What you have to do » Nothing in the records may be left out; restate them word for word.

Provided information »
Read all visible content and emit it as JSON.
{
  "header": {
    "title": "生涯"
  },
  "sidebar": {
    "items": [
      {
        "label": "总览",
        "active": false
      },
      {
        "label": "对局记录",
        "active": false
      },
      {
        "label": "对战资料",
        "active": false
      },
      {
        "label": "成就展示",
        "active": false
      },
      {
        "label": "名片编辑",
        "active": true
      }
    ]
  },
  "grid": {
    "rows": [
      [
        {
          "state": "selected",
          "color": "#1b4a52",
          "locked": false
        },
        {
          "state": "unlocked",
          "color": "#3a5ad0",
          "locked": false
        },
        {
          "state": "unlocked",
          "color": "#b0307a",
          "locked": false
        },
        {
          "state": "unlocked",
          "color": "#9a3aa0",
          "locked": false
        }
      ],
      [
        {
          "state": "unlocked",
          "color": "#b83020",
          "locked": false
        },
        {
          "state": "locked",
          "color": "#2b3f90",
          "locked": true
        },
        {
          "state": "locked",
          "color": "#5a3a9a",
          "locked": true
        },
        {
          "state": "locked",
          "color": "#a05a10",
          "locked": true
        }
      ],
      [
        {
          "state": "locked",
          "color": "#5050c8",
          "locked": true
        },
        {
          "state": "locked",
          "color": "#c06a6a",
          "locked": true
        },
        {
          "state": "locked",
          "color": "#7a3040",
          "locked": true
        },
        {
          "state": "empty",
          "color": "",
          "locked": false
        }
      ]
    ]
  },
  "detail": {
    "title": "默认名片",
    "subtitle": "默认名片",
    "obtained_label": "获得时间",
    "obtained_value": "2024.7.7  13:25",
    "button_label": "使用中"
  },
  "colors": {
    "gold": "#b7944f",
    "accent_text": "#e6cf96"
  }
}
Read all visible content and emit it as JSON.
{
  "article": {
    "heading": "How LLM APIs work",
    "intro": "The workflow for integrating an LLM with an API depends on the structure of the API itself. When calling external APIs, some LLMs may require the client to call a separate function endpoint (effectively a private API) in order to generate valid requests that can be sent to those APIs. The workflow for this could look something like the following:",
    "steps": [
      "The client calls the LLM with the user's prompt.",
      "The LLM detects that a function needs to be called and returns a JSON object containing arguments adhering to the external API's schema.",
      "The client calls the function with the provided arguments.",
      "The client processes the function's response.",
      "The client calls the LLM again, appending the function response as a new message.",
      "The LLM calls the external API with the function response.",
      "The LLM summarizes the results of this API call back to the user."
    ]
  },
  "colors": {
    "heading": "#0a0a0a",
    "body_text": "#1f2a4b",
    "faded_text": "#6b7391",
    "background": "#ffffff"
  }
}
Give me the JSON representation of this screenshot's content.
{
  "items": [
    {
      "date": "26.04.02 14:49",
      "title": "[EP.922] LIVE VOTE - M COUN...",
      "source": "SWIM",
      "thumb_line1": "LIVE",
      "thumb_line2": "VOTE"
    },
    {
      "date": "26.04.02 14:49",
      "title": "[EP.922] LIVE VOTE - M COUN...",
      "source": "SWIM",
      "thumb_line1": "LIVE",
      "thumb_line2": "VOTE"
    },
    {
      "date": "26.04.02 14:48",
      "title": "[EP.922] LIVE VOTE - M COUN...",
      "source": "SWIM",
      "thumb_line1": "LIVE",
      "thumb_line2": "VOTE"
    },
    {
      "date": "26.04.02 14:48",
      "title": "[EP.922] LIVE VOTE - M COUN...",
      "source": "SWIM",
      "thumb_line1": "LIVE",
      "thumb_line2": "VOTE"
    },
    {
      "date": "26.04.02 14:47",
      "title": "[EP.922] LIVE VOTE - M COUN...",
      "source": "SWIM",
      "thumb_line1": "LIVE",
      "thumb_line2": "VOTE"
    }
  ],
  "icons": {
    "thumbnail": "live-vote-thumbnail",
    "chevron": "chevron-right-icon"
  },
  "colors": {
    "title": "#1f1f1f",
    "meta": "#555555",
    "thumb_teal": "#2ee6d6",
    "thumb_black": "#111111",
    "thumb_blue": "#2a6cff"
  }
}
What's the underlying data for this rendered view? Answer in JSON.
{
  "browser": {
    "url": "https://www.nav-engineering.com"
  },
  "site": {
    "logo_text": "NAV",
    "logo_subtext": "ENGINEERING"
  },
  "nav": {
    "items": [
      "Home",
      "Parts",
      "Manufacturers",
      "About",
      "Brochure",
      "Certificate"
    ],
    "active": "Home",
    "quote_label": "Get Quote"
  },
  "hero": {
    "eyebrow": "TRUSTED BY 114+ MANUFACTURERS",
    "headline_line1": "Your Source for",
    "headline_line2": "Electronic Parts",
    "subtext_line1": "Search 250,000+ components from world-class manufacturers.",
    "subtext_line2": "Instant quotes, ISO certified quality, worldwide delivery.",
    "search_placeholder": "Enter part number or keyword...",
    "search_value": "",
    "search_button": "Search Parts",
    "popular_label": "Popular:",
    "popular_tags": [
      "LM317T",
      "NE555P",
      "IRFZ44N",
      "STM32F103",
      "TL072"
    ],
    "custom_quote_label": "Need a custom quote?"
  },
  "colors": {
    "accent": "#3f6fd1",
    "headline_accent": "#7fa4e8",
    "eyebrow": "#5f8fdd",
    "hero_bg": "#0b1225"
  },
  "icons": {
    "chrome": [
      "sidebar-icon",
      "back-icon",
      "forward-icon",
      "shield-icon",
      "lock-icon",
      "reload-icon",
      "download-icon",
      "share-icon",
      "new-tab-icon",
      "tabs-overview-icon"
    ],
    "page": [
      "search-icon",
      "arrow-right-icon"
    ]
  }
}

Response to the task »
Read all visible content and emit it as JSON.
{
  "header": {
    "title": "生涯"
  },
  "sidebar": {
    "items": [
      {
        "label": "总览",
        "active": false
      },
      {
        "label": "对局记录",
        "active": false
      },
      {
        "label": "对战资料",
        "active": false
      },
      {
        "label": "成就展示",
        "active": false
      },
      {
        "label": "名片编辑",
        "active": true
      }
    ]
  },
  "grid": {
    "rows": [
      [
        {
          "state": "selected",
          "color": "#1b4a52",
          "locked": false
        },
        {
          "state": "unlocked",
          "color": "#3a5ad0",
          "locked": false
        },
        {
          "state": "unlocked",
          "color": "#b0307a",
          "locked": false
        },
        {
          "state": "unlocked",
          "color": "#9a3aa0",
          "locked": false
        }
      ],
      [
        {
          "state": "unlocked",
          "color": "#b83020",
          "locked": false
        },
        {
          "state": "locked",
          "color": "#2b3f90",
          "locked": true
        },
        {
          "state": "locked",
          "color": "#5a3a9a",
          "locked": true
        },
        {
          "state": "locked",
          "color": "#a05a10",
          "locked": true
        }
      ],
      [
        {
          "state": "locked",
          "color": "#5050c8",
          "locked": true
        },
        {
          "state": "locked",
          "color": "#c06a6a",
          "locked": true
        },
        {
          "state": "locked",
          "color": "#7a3040",
          "locked": true
        },
        {
          "state": "empty",
          "color": "",
          "locked": false
        }
      ]
    ]
  },
  "detail": {
    "title": "默认名片",
    "subtitle": "默认名片",
    "obtained_label": "获得时间",
    "obtained_value": "2024.7.7  13:25",
    "button_label": "使用中"
  },
  "colors": {
    "gold": "#b7944f",
    "accent_text": "#e6cf96"
  }
}
Read all visible content and emit it as JSON.
{
  "article": {
    "heading": "How LLM APIs work",
    "intro": "The workflow for integrating an LLM with an API depends on the structure of the API itself. When calling external APIs, some LLMs may require the client to call a separate function endpoint (effectively a private API) in order to generate valid requests that can be sent to those APIs. The workflow for this could look something like the following:",
    "steps": [
      "The client calls the LLM with the user's prompt.",
      "The LLM detects that a function needs to be called and returns a JSON object containing arguments adhering to the external API's schema.",
      "The client calls the function with the provided arguments.",
      "The client processes the function's response.",
      "The client calls the LLM again, appending the function response as a new message.",
      "The LLM calls the external API with the function response.",
      "The LLM summarizes the results of this API call back to the user."
    ]
  },
  "colors": {
    "heading": "#0a0a0a",
    "body_text": "#1f2a4b",
    "faded_text": "#6b7391",
    "background": "#ffffff"
  }
}
Give me the JSON representation of this screenshot's content.
{
  "items": [
    {
      "date": "26.04.02 14:49",
      "title": "[EP.922] LIVE VOTE - M COUN...",
      "source": "SWIM",
      "thumb_line1": "LIVE",
      "thumb_line2": "VOTE"
    },
    {
      "date": "26.04.02 14:49",
      "title": "[EP.922] LIVE VOTE - M COUN...",
      "source": "SWIM",
      "thumb_line1": "LIVE",
      "thumb_line2": "VOTE"
    },
    {
      "date": "26.04.02 14:48",
      "title": "[EP.922] LIVE VOTE - M COUN...",
      "source": "SWIM",
      "thumb_line1": "LIVE",
      "thumb_line2": "VOTE"
    },
    {
      "date": "26.04.02 14:48",
      "title": "[EP.922] LIVE VOTE - M COUN...",
      "source": "SWIM",
      "thumb_line1": "LIVE",
      "thumb_line2": "VOTE"
    },
    {
      "date": "26.04.02 14:47",
      "title": "[EP.922] LIVE VOTE - M COUN...",
      "source": "SWIM",
      "thumb_line1": "LIVE",
      "thumb_line2": "VOTE"
    }
  ],
  "icons": {
    "thumbnail": "live-vote-thumbnail",
    "chevron": "chevron-right-icon"
  },
  "colors": {
    "title": "#1f1f1f",
    "meta": "#555555",
    "thumb_teal": "#2ee6d6",
    "thumb_black": "#111111",
    "thumb_blue": "#2a6cff"
  }
}
What's the underlying data for this rendered view? Answer in JSON.
{
  "browser": {
    "url": "https://www.nav-engineering.com"
  },
  "site": {
    "logo_text": "NAV",
    "logo_subtext": "ENGINEERING"
  },
  "nav": {
    "items": [
      "Home",
      "Parts",
      "Manufacturers",
      "About",
      "Brochure",
      "Certificate"
    ],
    "active": "Home",
    "quote_label": "Get Quote"
  },
  "hero": {
    "eyebrow": "TRUSTED BY 114+ MANUFACTURERS",
    "headline_line1": "Your Source for",
    "headline_line2": "Electronic Parts",
    "subtext_line1": "Search 250,000+ components from world-class manufacturers.",
    "subtext_line2": "Instant quotes, ISO certified quality, worldwide delivery.",
    "search_placeholder": "Enter part number or keyword...",
    "search_value": "",
    "search_button": "Search Parts",
    "popular_label": "Popular:",
    "popular_tags": [
      "LM317T",
      "NE555P",
      "IRFZ44N",
      "STM32F103",
      "TL072"
    ],
    "custom_quote_label": "Need a custom quote?"
  },
  "colors": {
    "accent": "#3f6fd1",
    "headline_accent": "#7fa4e8",
    "eyebrow": "#5f8fdd",
    "hero_bg": "#0b1225"
  },
  "icons": {
    "chrome": [
      "sidebar-icon",
      "back-icon",
      "forward-icon",
      "shield-icon",
      "lock-icon",
      "reload-icon",
      "download-icon",
      "share-icon",
      "new-tab-icon",
      "tabs-overview-icon"
    ],
    "page": [
      "search-icon",
      "arrow-right-icon"
    ]
  }
}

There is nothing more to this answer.